This inconspicuous constellation was formed by Hevelius from outlying stars between Cygnus and Andromeda, this special figure having been selected because there was not space for any of a different shape. But he drew “a strange weasel-built creature with a curly tail,” heading the procession of his offerings to Urania illustrated in his FirmamentumSobiescianum of 1687. Flamsteed’s picture is more like a greyhound, but equally uncouth; that by Heis is typically correct.
Its inventor gave it the alternative title of Stellio, the Stellion, a newt with star-like dorsal spots found along the Mediterranean coast. Somewhat coincidentally its stars, with those in the eastern portion of Cygnus, were combined by the early Chinese in their FlyingSerpent

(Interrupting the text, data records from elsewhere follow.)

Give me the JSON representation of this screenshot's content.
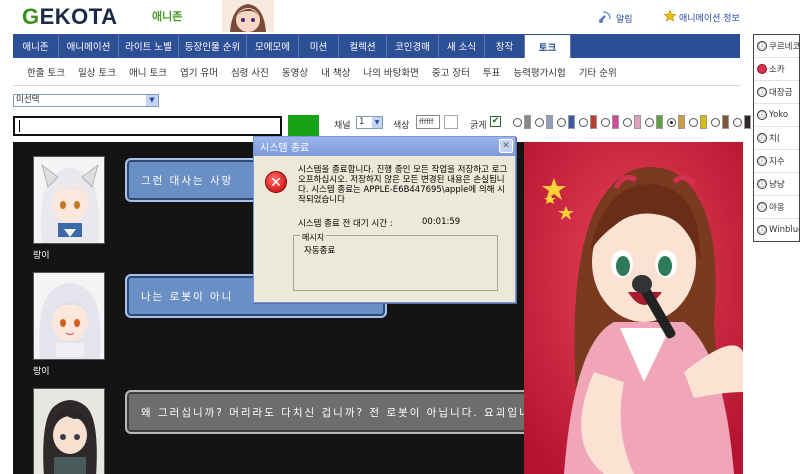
{
  "header": {
    "logo_letter": "G",
    "logo_rest": "EKOTA",
    "logo_sub": "애니존",
    "alarm_label": "알림",
    "info_label": "애니메이션 정보"
  },
  "main_nav": [
    {
      "label": "애니존",
      "w": 46
    },
    {
      "label": "애니메이션",
      "w": 60
    },
    {
      "label": "라이트 노벨",
      "w": 60
    },
    {
      "label": "등장인물 순위",
      "w": 68
    },
    {
      "label": "모에모에",
      "w": 52
    },
    {
      "label": "미션",
      "w": 40
    },
    {
      "label": "컬렉션",
      "w": 48
    },
    {
      "label": "코인경매",
      "w": 52
    },
    {
      "label": "새 소식",
      "w": 46
    },
    {
      "label": "창작",
      "w": 40
    },
    {
      "label": "토크",
      "w": 46,
      "active": true
    }
  ],
  "sub_nav": [
    "한줄 토크",
    "일상 토크",
    "애니 토크",
    "엽기 유머",
    "심령 사진",
    "동영상",
    "내 책상",
    "나의 바탕화면",
    "중고 장터",
    "투표",
    "능력평가시험",
    "기타 순위"
  ],
  "filter_select": "미선택",
  "toolbar": {
    "channel_label": "채널",
    "channel_value": "1",
    "color_label": "색상",
    "color_value": "ffffff",
    "bold_label": "굵게",
    "bold_check": "✔"
  },
  "swatch_colors": [
    "#888888",
    "#8fa0b8",
    "#3a5aa8",
    "#b84030",
    "#d04a9a",
    "#e0a0c0",
    "#60a040",
    "#c8a040",
    "#d8c000",
    "#7a5a3a",
    "#302828"
  ],
  "messages": [
    {
      "user": "랑이",
      "text": "그런 대사는 사망"
    },
    {
      "user": "랑이",
      "text": "나는 로봇이 아니"
    },
    {
      "user": "",
      "text": "왜 그러십니까? 머리라도 다치신 겁니까? 전 로봇이 아닙니다. 요괴입니다."
    }
  ],
  "users": [
    {
      "name": "쿠르네코",
      "icon": "ⓘ"
    },
    {
      "name": "소카",
      "icon": ""
    },
    {
      "name": "대장금",
      "icon": "ⓘ"
    },
    {
      "name": "Yoko",
      "icon": "ⓘ"
    },
    {
      "name": "치(",
      "icon": "ⓘ"
    },
    {
      "name": "지수",
      "icon": "ⓘ"
    },
    {
      "name": "냥냥",
      "icon": "ⓘ"
    },
    {
      "name": "야옹",
      "icon": "ⓘ"
    },
    {
      "name": "Winblue",
      "icon": "ⓘ"
    }
  ],
  "dialog": {
    "title": "시스템 종료",
    "close": "✕",
    "error_glyph": "✕",
    "message": "시스템을 종료합니다. 진행 중인 모든 작업을 저장하고 로그오프하십시오. 저장하지 않은 모든 변경된 내용은 손실됩니다. 시스템 종료는 APPLE-E6B447695\\apple에 의해 시작되었습니다",
    "countdown_label": "시스템 종료 전 대기 시간 :",
    "countdown_value": "00:01:59",
    "box_label": "메시지",
    "box_text": "자동종료"
  }
}
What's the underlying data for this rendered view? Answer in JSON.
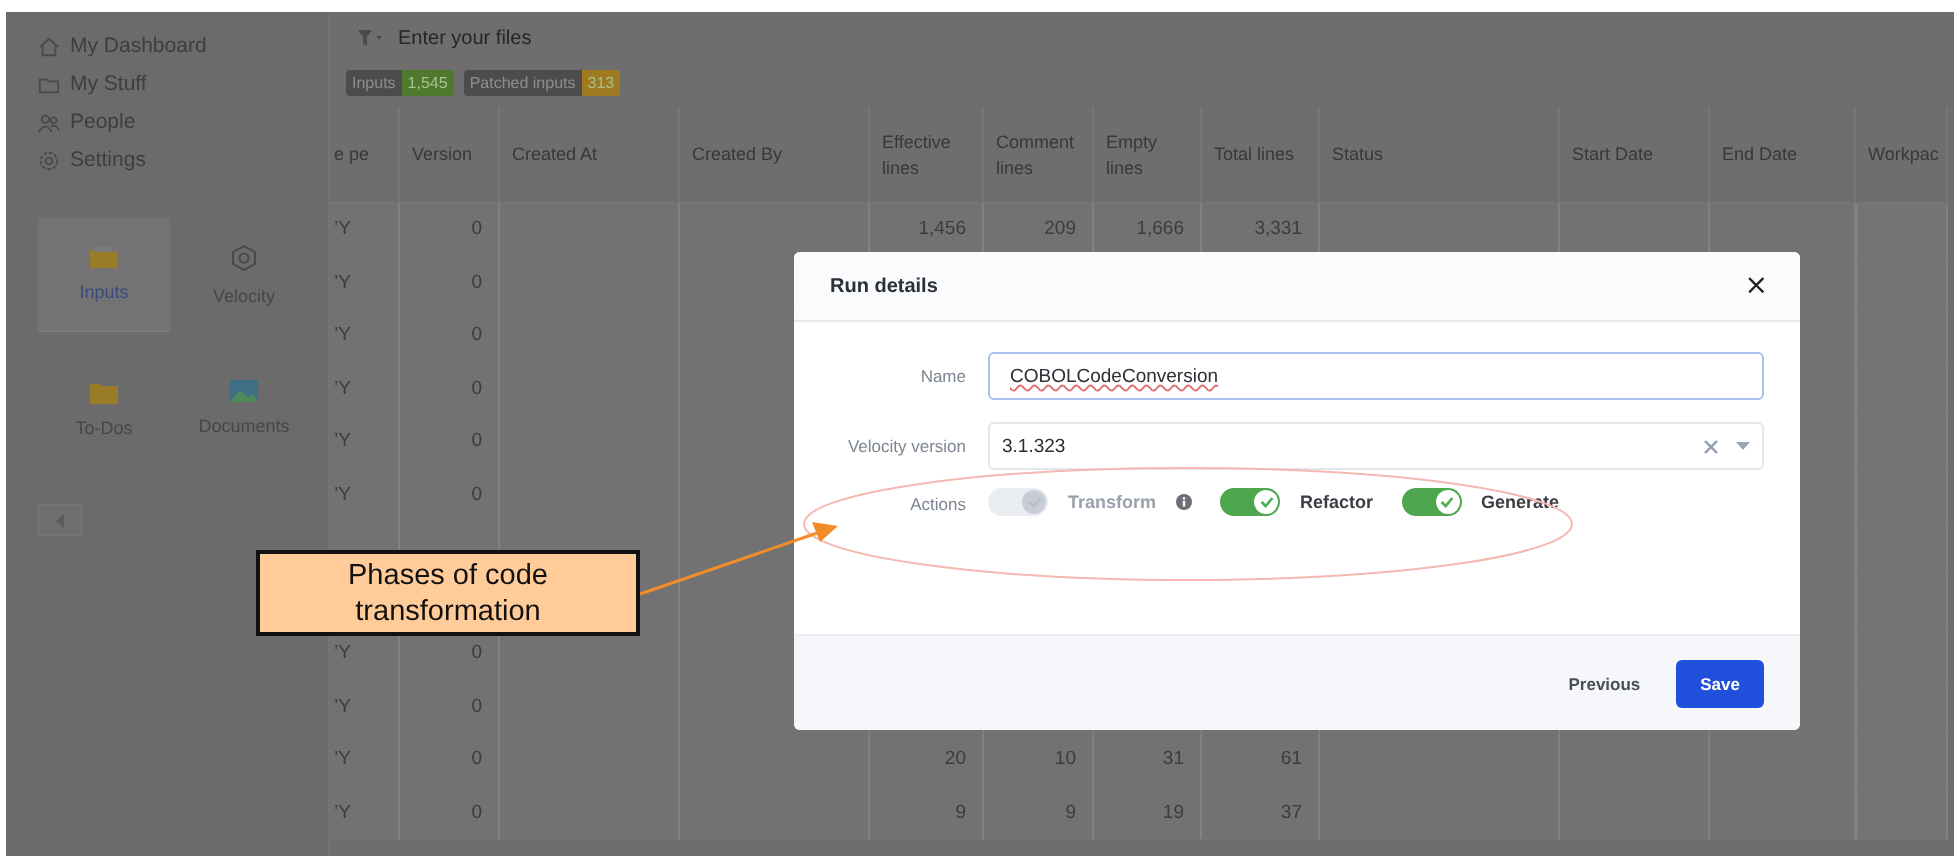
{
  "sidebar": {
    "nav": [
      {
        "label": "My Dashboard"
      },
      {
        "label": "My Stuff"
      },
      {
        "label": "People"
      },
      {
        "label": "Settings"
      }
    ],
    "tiles": [
      {
        "label": "Inputs",
        "selected": true
      },
      {
        "label": "Velocity",
        "selected": false
      },
      {
        "label": "To-Dos",
        "selected": false
      },
      {
        "label": "Documents",
        "selected": false
      }
    ]
  },
  "filter": {
    "placeholder": "Enter your files"
  },
  "badges": [
    {
      "label": "Inputs",
      "count": "1,545",
      "color": "#4f7a2e"
    },
    {
      "label": "Patched inputs",
      "count": "313",
      "color": "#a07a20"
    }
  ],
  "table": {
    "columns": [
      "e pe",
      "Version",
      "Created At",
      "Created By",
      "Effective lines",
      "Comment lines",
      "Empty lines",
      "Total lines",
      "Status",
      "Start Date",
      "End Date",
      "Workpac"
    ],
    "rows": [
      [
        "’Y",
        "0",
        null,
        null,
        "1,456",
        "209",
        "1,666",
        "3,331",
        null,
        null,
        null,
        null
      ],
      [
        "’Y",
        "0",
        null,
        null,
        null,
        null,
        null,
        null,
        null,
        null,
        null,
        null
      ],
      [
        "’Y",
        "0",
        null,
        null,
        null,
        null,
        null,
        null,
        null,
        null,
        null,
        null
      ],
      [
        "’Y",
        "0",
        null,
        null,
        null,
        null,
        null,
        null,
        null,
        null,
        null,
        null
      ],
      [
        "’Y",
        "0",
        null,
        null,
        null,
        null,
        null,
        null,
        null,
        null,
        null,
        null
      ],
      [
        "’Y",
        "0",
        null,
        null,
        null,
        null,
        null,
        null,
        null,
        null,
        null,
        null
      ],
      [
        null,
        null,
        null,
        null,
        null,
        null,
        null,
        null,
        null,
        null,
        null,
        null
      ],
      [
        null,
        null,
        null,
        null,
        null,
        null,
        null,
        null,
        null,
        null,
        null,
        null
      ],
      [
        "’Y",
        "0",
        null,
        null,
        null,
        null,
        null,
        null,
        null,
        null,
        null,
        null
      ],
      [
        "’Y",
        "0",
        null,
        null,
        null,
        null,
        null,
        null,
        null,
        null,
        null,
        null
      ],
      [
        "’Y",
        "0",
        null,
        null,
        "20",
        "10",
        "31",
        "61",
        null,
        null,
        null,
        null
      ],
      [
        "’Y",
        "0",
        null,
        null,
        "9",
        "9",
        "19",
        "37",
        null,
        null,
        null,
        null
      ]
    ]
  },
  "dialog": {
    "title": "Run details",
    "close": "×",
    "fields": [
      {
        "label": "Name",
        "value": "COBOLCodeConversion",
        "kind": "text",
        "focused": true,
        "misspelled": true
      },
      {
        "label": "Velocity version",
        "value": "3.1.323",
        "kind": "select",
        "focused": false,
        "misspelled": false
      }
    ],
    "actions": {
      "label": "Actions",
      "toggles": [
        {
          "label": "Transform",
          "on": true,
          "disabled": true,
          "info": true
        },
        {
          "label": "Refactor",
          "on": true,
          "disabled": false,
          "info": false
        },
        {
          "label": "Generate",
          "on": true,
          "disabled": false,
          "info": false
        }
      ]
    },
    "buttons": [
      {
        "label": "Previous",
        "kind": "secondary"
      },
      {
        "label": "Save",
        "kind": "primary"
      }
    ]
  },
  "callout": {
    "text": "Phases of code transformation"
  }
}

Hevelius catalogued 10 components; Argelander, 31; and Heis, 48. They come to the meridian about the middle of April. It has no named star, and its lucida, alpha, is only of 3.9 magnitude.
Before the Lizard was formed, Royer introduced here, in 1679, the SceptreandtheHandofJustice commemorating his king, Louis XIV; and a century later Bode substituted the Frederici Honores, in honor of his sovereign Frederick the Great; but Lacerta has held its place, while Royer’s figure has been entirely forgotten, and Bode’s nearly so.
Star Names: Their Lore and Meaning, Richard H. Allen, 1889.]